▶ **PROBLEM TO SOLVE**:
Copy each line in the data below that contains the word "Insurance".

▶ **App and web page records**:
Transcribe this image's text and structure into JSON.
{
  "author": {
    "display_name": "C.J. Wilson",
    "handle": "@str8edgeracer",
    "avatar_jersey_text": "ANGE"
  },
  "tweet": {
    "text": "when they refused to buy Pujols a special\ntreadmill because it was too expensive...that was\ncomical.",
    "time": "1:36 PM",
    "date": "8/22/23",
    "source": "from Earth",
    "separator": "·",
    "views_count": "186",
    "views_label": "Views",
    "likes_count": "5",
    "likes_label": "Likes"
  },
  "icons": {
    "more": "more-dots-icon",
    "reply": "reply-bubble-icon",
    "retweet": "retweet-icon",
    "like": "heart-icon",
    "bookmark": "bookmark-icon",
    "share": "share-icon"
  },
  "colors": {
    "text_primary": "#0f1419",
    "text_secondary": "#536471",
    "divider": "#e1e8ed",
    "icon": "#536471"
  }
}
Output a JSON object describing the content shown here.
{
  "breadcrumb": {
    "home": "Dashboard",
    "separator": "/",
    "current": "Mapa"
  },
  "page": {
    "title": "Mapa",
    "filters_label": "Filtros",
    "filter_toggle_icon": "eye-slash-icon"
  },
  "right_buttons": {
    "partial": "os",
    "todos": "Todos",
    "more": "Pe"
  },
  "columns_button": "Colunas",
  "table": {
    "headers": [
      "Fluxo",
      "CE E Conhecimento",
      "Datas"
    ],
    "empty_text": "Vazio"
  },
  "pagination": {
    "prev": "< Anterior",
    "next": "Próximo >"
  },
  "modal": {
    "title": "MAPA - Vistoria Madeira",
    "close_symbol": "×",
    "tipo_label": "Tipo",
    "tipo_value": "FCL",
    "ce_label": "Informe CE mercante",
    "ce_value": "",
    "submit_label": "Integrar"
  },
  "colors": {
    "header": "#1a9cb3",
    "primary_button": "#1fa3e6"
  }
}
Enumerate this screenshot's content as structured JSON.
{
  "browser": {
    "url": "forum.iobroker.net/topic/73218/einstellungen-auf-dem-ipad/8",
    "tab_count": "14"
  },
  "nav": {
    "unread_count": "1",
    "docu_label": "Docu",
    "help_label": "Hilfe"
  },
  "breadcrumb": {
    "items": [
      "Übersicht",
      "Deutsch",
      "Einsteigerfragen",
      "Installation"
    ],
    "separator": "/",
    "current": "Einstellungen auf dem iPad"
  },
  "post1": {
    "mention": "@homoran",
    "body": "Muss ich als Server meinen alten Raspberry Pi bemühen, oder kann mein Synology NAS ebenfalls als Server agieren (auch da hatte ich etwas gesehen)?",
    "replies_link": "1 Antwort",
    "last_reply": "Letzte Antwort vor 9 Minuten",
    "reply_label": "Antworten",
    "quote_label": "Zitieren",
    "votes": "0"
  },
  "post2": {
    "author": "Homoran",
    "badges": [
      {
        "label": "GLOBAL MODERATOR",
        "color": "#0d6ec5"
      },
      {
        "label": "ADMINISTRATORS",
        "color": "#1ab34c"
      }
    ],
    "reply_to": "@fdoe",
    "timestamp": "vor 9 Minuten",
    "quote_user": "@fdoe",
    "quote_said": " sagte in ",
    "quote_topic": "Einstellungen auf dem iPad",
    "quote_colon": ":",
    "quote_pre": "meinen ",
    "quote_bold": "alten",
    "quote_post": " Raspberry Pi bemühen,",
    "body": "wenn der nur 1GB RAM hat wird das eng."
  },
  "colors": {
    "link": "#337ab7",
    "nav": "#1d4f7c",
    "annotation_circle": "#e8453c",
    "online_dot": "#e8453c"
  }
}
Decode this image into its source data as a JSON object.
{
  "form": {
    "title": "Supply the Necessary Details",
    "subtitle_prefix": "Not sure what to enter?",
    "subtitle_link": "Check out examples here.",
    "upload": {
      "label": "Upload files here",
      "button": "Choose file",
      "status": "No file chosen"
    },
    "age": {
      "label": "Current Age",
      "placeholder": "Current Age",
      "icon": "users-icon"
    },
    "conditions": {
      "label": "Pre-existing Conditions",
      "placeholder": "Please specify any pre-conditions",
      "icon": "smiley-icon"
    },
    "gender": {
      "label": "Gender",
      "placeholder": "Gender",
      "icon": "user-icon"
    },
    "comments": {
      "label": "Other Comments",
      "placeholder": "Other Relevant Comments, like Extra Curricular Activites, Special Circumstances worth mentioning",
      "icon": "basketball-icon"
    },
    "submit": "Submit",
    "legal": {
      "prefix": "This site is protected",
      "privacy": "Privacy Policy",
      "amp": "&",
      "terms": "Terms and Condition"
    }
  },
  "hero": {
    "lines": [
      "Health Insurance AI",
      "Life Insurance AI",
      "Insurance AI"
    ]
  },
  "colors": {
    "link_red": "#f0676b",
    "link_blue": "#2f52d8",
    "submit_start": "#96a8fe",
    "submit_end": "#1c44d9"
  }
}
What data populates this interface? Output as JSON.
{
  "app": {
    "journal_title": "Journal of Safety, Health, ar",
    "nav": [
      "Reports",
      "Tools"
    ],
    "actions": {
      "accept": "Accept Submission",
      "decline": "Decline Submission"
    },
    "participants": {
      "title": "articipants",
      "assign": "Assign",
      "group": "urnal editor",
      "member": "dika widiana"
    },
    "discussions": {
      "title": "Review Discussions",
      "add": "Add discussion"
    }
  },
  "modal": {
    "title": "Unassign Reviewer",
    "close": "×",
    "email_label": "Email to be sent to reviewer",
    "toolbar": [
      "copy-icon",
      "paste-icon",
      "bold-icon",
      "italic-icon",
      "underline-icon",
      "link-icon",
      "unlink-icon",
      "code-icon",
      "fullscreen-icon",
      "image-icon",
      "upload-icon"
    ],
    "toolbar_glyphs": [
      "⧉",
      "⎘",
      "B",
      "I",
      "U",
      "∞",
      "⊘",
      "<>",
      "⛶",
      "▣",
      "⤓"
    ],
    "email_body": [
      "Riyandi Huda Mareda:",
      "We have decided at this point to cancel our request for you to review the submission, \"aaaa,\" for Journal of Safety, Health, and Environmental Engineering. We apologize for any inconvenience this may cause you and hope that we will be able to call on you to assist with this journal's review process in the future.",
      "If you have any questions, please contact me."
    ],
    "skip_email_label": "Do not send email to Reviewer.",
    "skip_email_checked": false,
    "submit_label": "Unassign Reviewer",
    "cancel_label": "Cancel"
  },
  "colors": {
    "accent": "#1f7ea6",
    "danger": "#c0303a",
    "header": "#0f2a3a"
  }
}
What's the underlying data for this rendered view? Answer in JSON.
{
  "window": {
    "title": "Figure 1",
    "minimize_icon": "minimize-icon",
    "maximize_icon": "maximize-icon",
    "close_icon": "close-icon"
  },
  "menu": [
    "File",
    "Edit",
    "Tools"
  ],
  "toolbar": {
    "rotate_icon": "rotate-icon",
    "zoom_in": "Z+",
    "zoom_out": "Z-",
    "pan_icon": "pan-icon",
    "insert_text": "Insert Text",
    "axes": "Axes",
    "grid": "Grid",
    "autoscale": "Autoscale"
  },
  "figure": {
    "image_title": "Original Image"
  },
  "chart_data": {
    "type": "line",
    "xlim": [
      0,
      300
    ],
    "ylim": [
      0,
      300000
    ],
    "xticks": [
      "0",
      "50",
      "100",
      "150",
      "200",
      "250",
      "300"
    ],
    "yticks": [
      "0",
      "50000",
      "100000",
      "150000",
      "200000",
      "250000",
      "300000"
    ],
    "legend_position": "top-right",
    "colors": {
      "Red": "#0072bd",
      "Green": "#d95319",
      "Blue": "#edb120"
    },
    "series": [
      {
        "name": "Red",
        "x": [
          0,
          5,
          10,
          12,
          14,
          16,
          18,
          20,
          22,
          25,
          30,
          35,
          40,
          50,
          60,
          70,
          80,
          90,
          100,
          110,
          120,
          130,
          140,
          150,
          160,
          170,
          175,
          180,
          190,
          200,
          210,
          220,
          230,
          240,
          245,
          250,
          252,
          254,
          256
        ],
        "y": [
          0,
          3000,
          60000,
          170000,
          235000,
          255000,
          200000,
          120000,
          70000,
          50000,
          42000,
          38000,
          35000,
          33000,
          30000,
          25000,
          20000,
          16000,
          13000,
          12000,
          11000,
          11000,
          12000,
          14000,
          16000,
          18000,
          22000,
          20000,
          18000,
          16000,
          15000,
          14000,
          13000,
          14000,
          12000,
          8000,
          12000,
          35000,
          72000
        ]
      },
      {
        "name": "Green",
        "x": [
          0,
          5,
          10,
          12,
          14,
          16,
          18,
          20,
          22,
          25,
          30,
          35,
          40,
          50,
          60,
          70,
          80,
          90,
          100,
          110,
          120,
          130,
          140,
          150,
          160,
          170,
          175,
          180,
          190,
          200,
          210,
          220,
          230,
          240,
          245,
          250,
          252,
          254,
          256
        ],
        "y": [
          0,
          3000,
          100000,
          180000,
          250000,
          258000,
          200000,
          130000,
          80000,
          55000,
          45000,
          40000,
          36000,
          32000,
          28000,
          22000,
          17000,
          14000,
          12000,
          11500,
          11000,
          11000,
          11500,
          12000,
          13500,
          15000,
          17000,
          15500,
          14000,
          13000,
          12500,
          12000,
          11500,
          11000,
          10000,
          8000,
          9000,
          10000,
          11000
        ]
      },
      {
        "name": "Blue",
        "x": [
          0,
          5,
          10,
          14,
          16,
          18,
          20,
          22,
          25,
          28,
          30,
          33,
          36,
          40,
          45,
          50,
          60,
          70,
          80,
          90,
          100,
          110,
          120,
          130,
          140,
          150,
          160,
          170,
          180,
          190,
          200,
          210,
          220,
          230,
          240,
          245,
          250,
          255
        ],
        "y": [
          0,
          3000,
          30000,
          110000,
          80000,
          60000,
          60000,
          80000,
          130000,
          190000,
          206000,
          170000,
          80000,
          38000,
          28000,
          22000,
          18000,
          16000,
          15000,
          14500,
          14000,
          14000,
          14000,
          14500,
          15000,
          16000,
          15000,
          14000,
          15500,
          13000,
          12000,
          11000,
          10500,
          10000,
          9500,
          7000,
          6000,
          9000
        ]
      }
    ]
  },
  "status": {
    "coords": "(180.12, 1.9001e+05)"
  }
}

▶ **OUTPUT OF THE TASK**:
      "Health Insurance AI",
      "Life Insurance AI",
      "Insurance AI"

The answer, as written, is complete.